> [WORK TO COMPLETE] Whenever an image turns up, omit it and return the remaining data exactly.

═══ SUPPLIED DATA ═══

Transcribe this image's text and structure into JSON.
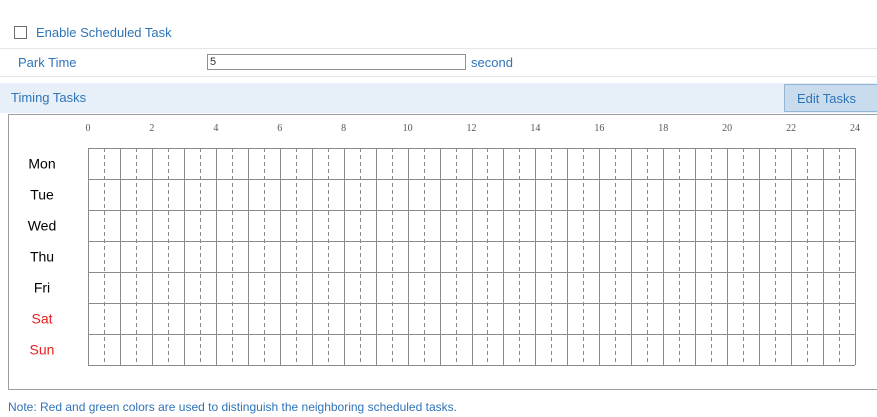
{
  "enable_task": {
    "label": "Enable Scheduled Task",
    "checked": false
  },
  "park_time": {
    "label": "Park Time",
    "value": "5",
    "unit": "second"
  },
  "timing": {
    "title": "Timing Tasks",
    "edit_button": "Edit Tasks"
  },
  "schedule": {
    "hour_ticks": [
      "0",
      "2",
      "4",
      "6",
      "8",
      "10",
      "12",
      "14",
      "16",
      "18",
      "20",
      "22",
      "24"
    ],
    "days": [
      {
        "label": "Mon",
        "color": "#000000"
      },
      {
        "label": "Tue",
        "color": "#000000"
      },
      {
        "label": "Wed",
        "color": "#000000"
      },
      {
        "label": "Thu",
        "color": "#000000"
      },
      {
        "label": "Fri",
        "color": "#000000"
      },
      {
        "label": "Sat",
        "color": "#e81f1f"
      },
      {
        "label": "Sun",
        "color": "#e81f1f"
      }
    ],
    "grid_color": "#8a8a8a"
  },
  "note": "Note: Red and green colors are used to distinguish the neighboring scheduled tasks."
}
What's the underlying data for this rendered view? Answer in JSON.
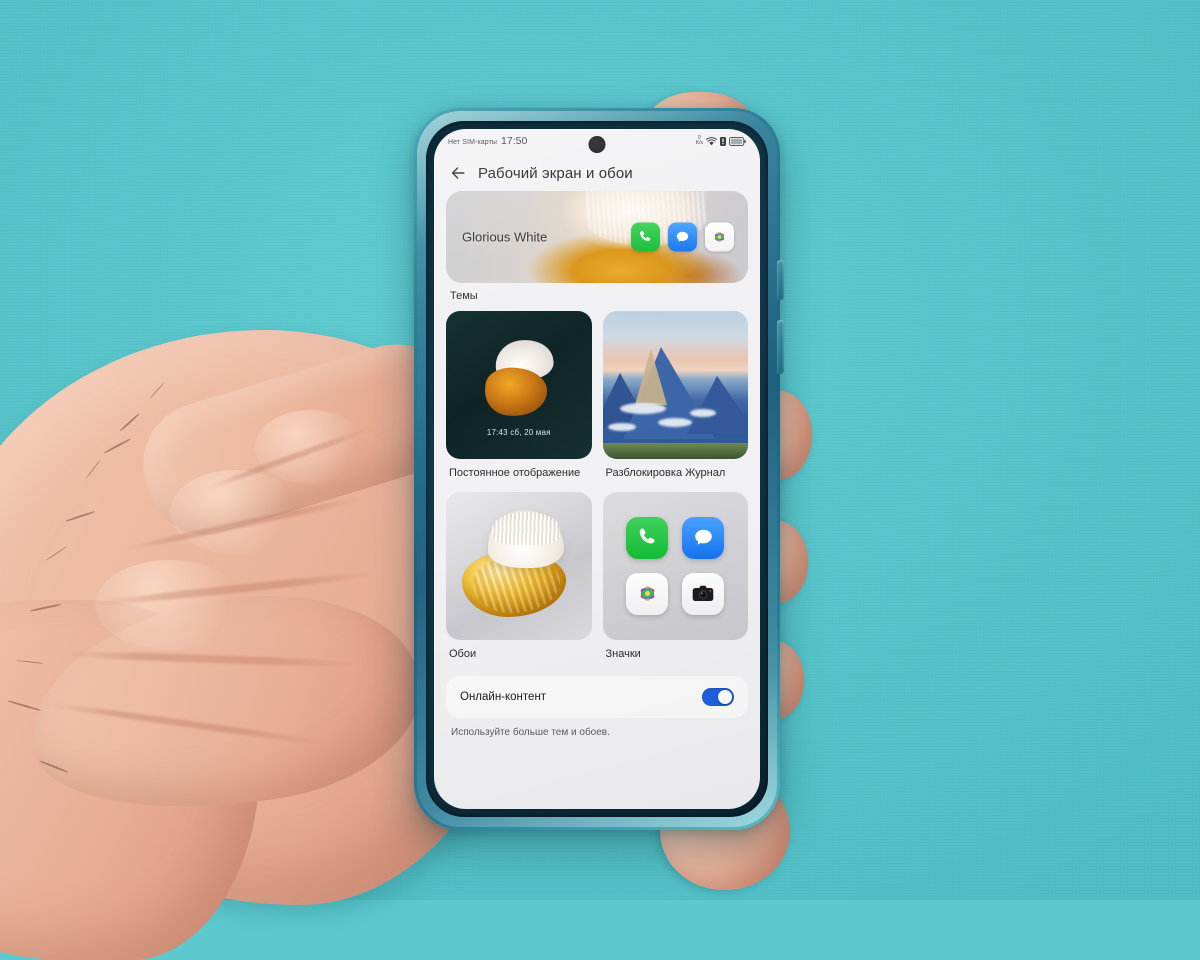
{
  "background": {
    "color": "#5cc9cf"
  },
  "phone": {
    "case_color": "#1d5f7e",
    "screen_bg": "#f1f1f3"
  },
  "statusbar": {
    "sim_text": "Нет SIM-карты",
    "clock": "17:50",
    "netspeed_value": "0",
    "netspeed_unit": "K/s",
    "icons": [
      "wifi-icon",
      "signal-icon",
      "battery-icon"
    ]
  },
  "header": {
    "back_icon": "back-arrow-icon",
    "title": "Рабочий экран и обои"
  },
  "theme_banner": {
    "name": "Glorious White",
    "icons": [
      "phone-icon",
      "messages-icon",
      "gallery-icon"
    ]
  },
  "labels": {
    "themes": "Темы",
    "always_on_display": "Постоянное отображение",
    "lock_screen": "Разблокировка Журнал",
    "wallpaper": "Обои",
    "app_icons": "Значки"
  },
  "aod_card": {
    "clock": "17:43 сб, 20 мая"
  },
  "icons_card": {
    "icons": [
      "phone-icon",
      "messages-icon",
      "gallery-icon",
      "camera-icon"
    ]
  },
  "online_content": {
    "label": "Онлайн-контент",
    "enabled": true,
    "accent_color": "#1f5fe0"
  },
  "footnote": "Используйте больше тем и обоев."
}
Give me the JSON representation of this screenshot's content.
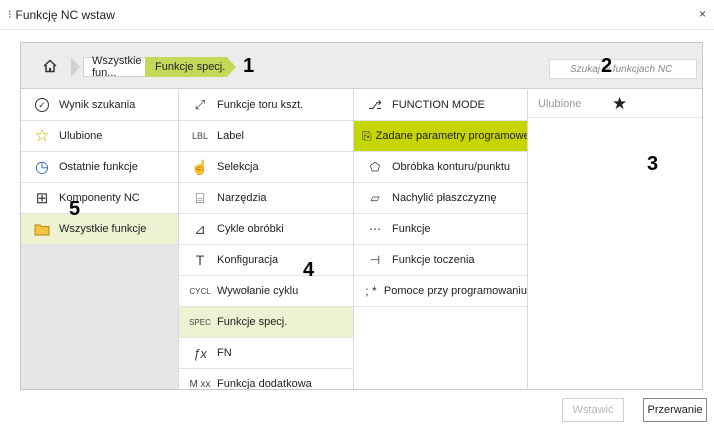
{
  "window": {
    "title": "Funkcję NC wstaw",
    "grip": "⁝",
    "close": "×"
  },
  "breadcrumb": {
    "items": [
      "Wszystkie fun...",
      "Funkcje specj."
    ]
  },
  "search": {
    "placeholder": "Szukaj w funkcjach NC"
  },
  "callouts": {
    "c1": "1",
    "c2": "2",
    "c3": "3",
    "c4": "4",
    "c5": "5"
  },
  "column1": {
    "items": [
      {
        "label": "Wynik szukania",
        "icon": "check-circle-icon",
        "glyph": "✓"
      },
      {
        "label": "Ulubione",
        "icon": "star-outline-icon",
        "glyph": "☆"
      },
      {
        "label": "Ostatnie funkcje",
        "icon": "clock-icon",
        "glyph": "◷"
      },
      {
        "label": "Komponenty NC",
        "icon": "components-icon",
        "glyph": "⊞"
      },
      {
        "label": "Wszystkie funkcje",
        "icon": "folder-icon",
        "glyph": "▭"
      }
    ]
  },
  "column2": {
    "items": [
      {
        "label": "Funkcje toru kszt.",
        "glyph": "⤢"
      },
      {
        "label": "Label",
        "glyph": "LBL"
      },
      {
        "label": "Selekcja",
        "glyph": "☝"
      },
      {
        "label": "Narzędzia",
        "glyph": "⌸"
      },
      {
        "label": "Cykle obróbki",
        "glyph": "⊿"
      },
      {
        "label": "Konfiguracja",
        "glyph": "T"
      },
      {
        "label": "Wywołanie cyklu",
        "glyph": "CYCL"
      },
      {
        "label": "Funkcje specj.",
        "glyph": "SPEC"
      },
      {
        "label": "FN",
        "glyph": "ƒx"
      },
      {
        "label": "Funkcja dodatkowa",
        "glyph": "M xx"
      }
    ]
  },
  "column3": {
    "items": [
      {
        "label": "FUNCTION MODE",
        "glyph": "⎇"
      },
      {
        "label": "Zadane parametry programowe",
        "glyph": "⎘"
      },
      {
        "label": "Obróbka konturu/punktu",
        "glyph": "⬠"
      },
      {
        "label": "Nachylić płaszczyznę",
        "glyph": "▱"
      },
      {
        "label": "Funkcje",
        "glyph": "⋯"
      },
      {
        "label": "Funkcje toczenia",
        "glyph": "⊣"
      },
      {
        "label": "Pomoce przy programowaniu",
        "glyph": "; *"
      }
    ]
  },
  "column4": {
    "header": "Ulubione",
    "star": "★"
  },
  "buttons": {
    "insert": "Wstawić",
    "cancel": "Przerwanie"
  },
  "colors": {
    "accent": "#c5d500",
    "selected": "#eef1d2",
    "breadcrumb_active": "#c6d85a"
  }
}
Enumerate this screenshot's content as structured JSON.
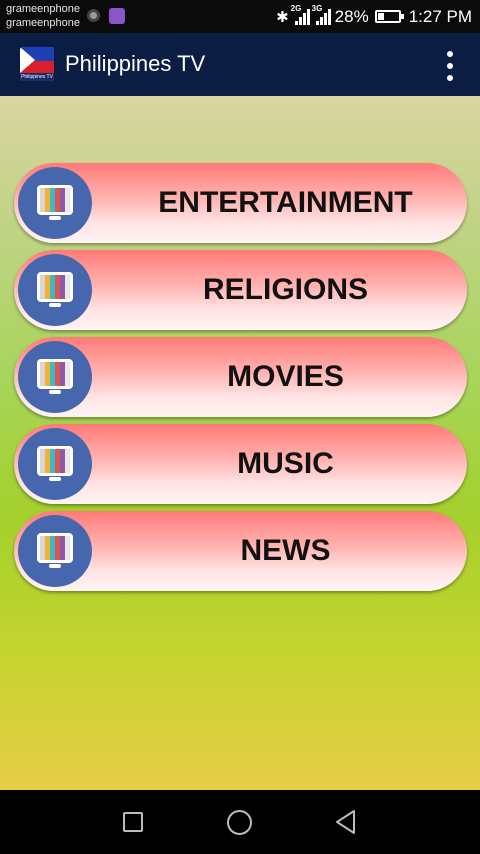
{
  "status_bar": {
    "carrier_1": "grameenphone",
    "carrier_2": "grameenphone",
    "network_1": "2G",
    "network_2": "3G",
    "battery": "28%",
    "battery_level": 0.28,
    "time": "1:27 PM"
  },
  "app_bar": {
    "title": "Philippines TV",
    "logo_caption": "Philippines TV"
  },
  "menu": [
    {
      "label": "ENTERTAINMENT",
      "icon": "tv-icon"
    },
    {
      "label": "RELIGIONS",
      "icon": "tv-icon"
    },
    {
      "label": "MOVIES",
      "icon": "tv-icon"
    },
    {
      "label": "MUSIC",
      "icon": "tv-icon"
    },
    {
      "label": "NEWS",
      "icon": "tv-icon"
    }
  ],
  "colors": {
    "app_bar": "#0c1d44",
    "button_top": "#ff7a78",
    "icon_circle": "#4667ad"
  }
}
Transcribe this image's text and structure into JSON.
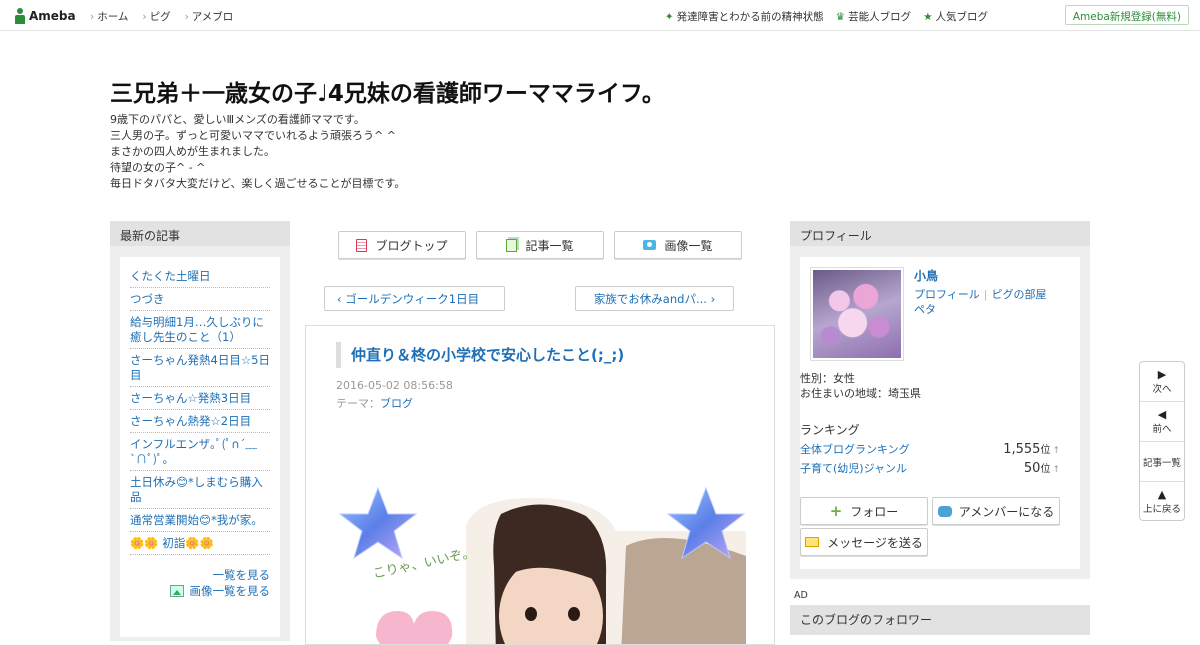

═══

> [YOUR RESPONSE]
Transcribe this image's text and structure into JSON.
{
  "enable_task": {
    "label": "Enable Scheduled Task",
    "checked": false
  },
  "park_time": {
    "label": "Park Time",
    "value": "5",
    "unit": "second"
  },
  "timing": {
    "title": "Timing Tasks",
    "edit_button": "Edit Tasks"
  },
  "schedule": {
    "hour_ticks": [
      "0",
      "2",
      "4",
      "6",
      "8",
      "10",
      "12",
      "14",
      "16",
      "18",
      "20",
      "22",
      "24"
    ],
    "days": [
      {
        "label": "Mon",
        "color": "#000000"
      },
      {
        "label": "Tue",
        "color": "#000000"
      },
      {
        "label": "Wed",
        "color": "#000000"
      },
      {
        "label": "Thu",
        "color": "#000000"
      },
      {
        "label": "Fri",
        "color": "#000000"
      },
      {
        "label": "Sat",
        "color": "#e81f1f"
      },
      {
        "label": "Sun",
        "color": "#e81f1f"
      }
    ],
    "grid_color": "#8a8a8a"
  },
  "note": "Note: Red and green colors are used to distinguish the neighboring scheduled tasks."
}
What's the underlying data for this rendered view? Answer in JSON.
{
  "background": {
    "color": "#5cc9cf"
  },
  "phone": {
    "case_color": "#1d5f7e",
    "screen_bg": "#f1f1f3"
  },
  "statusbar": {
    "sim_text": "Нет SIM-карты",
    "clock": "17:50",
    "netspeed_value": "0",
    "netspeed_unit": "K/s",
    "icons": [
      "wifi-icon",
      "signal-icon",
      "battery-icon"
    ]
  },
  "header": {
    "back_icon": "back-arrow-icon",
    "title": "Рабочий экран и обои"
  },
  "theme_banner": {
    "name": "Glorious White",
    "icons": [
      "phone-icon",
      "messages-icon",
      "gallery-icon"
    ]
  },
  "labels": {
    "themes": "Темы",
    "always_on_display": "Постоянное отображение",
    "lock_screen": "Разблокировка Журнал",
    "wallpaper": "Обои",
    "app_icons": "Значки"
  },
  "aod_card": {
    "clock": "17:43 сб, 20 мая"
  },
  "icons_card": {
    "icons": [
      "phone-icon",
      "messages-icon",
      "gallery-icon",
      "camera-icon"
    ]
  },
  "online_content": {
    "label": "Онлайн-контент",
    "enabled": true,
    "accent_color": "#1f5fe0"
  },
  "footnote": "Используйте больше тем и обоев."
}
Give me the JSON representation of this screenshot's content.
{
  "window": {
    "title": "Funkcję NC wstaw",
    "grip": "⁝",
    "close": "×"
  },
  "breadcrumb": {
    "items": [
      "Wszystkie fun...",
      "Funkcje specj."
    ]
  },
  "search": {
    "placeholder": "Szukaj w funkcjach NC"
  },
  "callouts": {
    "c1": "1",
    "c2": "2",
    "c3": "3",
    "c4": "4",
    "c5": "5"
  },
  "column1": {
    "items": [
      {
        "label": "Wynik szukania",
        "icon": "check-circle-icon",
        "glyph": "✓"
      },
      {
        "label": "Ulubione",
        "icon": "star-outline-icon",
        "glyph": "☆"
      },
      {
        "label": "Ostatnie funkcje",
        "icon": "clock-icon",
        "glyph": "◷"
      },
      {
        "label": "Komponenty NC",
        "icon": "components-icon",
        "glyph": "⊞"
      },
      {
        "label": "Wszystkie funkcje",
        "icon": "folder-icon",
        "glyph": "▭"
      }
    ]
  },
  "column2": {
    "items": [
      {
        "label": "Funkcje toru kszt.",
        "glyph": "⤢"
      },
      {
        "label": "Label",
        "glyph": "LBL"
      },
      {
        "label": "Selekcja",
        "glyph": "☝"
      },
      {
        "label": "Narzędzia",
        "glyph": "⌸"
      },
      {
        "label": "Cykle obróbki",
        "glyph": "⊿"
      },
      {
        "label": "Konfiguracja",
        "glyph": "T"
      },
      {
        "label": "Wywołanie cyklu",
        "glyph": "CYCL"
      },
      {
        "label": "Funkcje specj.",
        "glyph": "SPEC"
      },
      {
        "label": "FN",
        "glyph": "ƒx"
      },
      {
        "label": "Funkcja dodatkowa",
        "glyph": "M xx"
      }
    ]
  },
  "column3": {
    "items": [
      {
        "label": "FUNCTION MODE",
        "glyph": "⎇"
      },
      {
        "label": "Zadane parametry programowe",
        "glyph": "⎘"
      },
      {
        "label": "Obróbka konturu/punktu",
        "glyph": "⬠"
      },
      {
        "label": "Nachylić płaszczyznę",
        "glyph": "▱"
      },
      {
        "label": "Funkcje",
        "glyph": "⋯"
      },
      {
        "label": "Funkcje toczenia",
        "glyph": "⊣"
      },
      {
        "label": "Pomoce przy programowaniu",
        "glyph": "; *"
      }
    ]
  },
  "column4": {
    "header": "Ulubione",
    "star": "★"
  },
  "buttons": {
    "insert": "Wstawić",
    "cancel": "Przerwanie"
  },
  "colors": {
    "accent": "#c5d500",
    "selected": "#eef1d2",
    "breadcrumb_active": "#c6d85a"
  }
}
Enumerate this screenshot's content as structured JSON.
{
  "status_bar": {
    "carrier_1": "grameenphone",
    "carrier_2": "grameenphone",
    "network_1": "2G",
    "network_2": "3G",
    "battery": "28%",
    "battery_level": 0.28,
    "time": "1:27 PM"
  },
  "app_bar": {
    "title": "Philippines TV",
    "logo_caption": "Philippines TV"
  },
  "menu": [
    {
      "label": "ENTERTAINMENT",
      "icon": "tv-icon"
    },
    {
      "label": "RELIGIONS",
      "icon": "tv-icon"
    },
    {
      "label": "MOVIES",
      "icon": "tv-icon"
    },
    {
      "label": "MUSIC",
      "icon": "tv-icon"
    },
    {
      "label": "NEWS",
      "icon": "tv-icon"
    }
  ],
  "colors": {
    "app_bar": "#0c1d44",
    "button_top": "#ff7a78",
    "icon_circle": "#4667ad"
  }
}
Transcribe this image's text and structure into JSON.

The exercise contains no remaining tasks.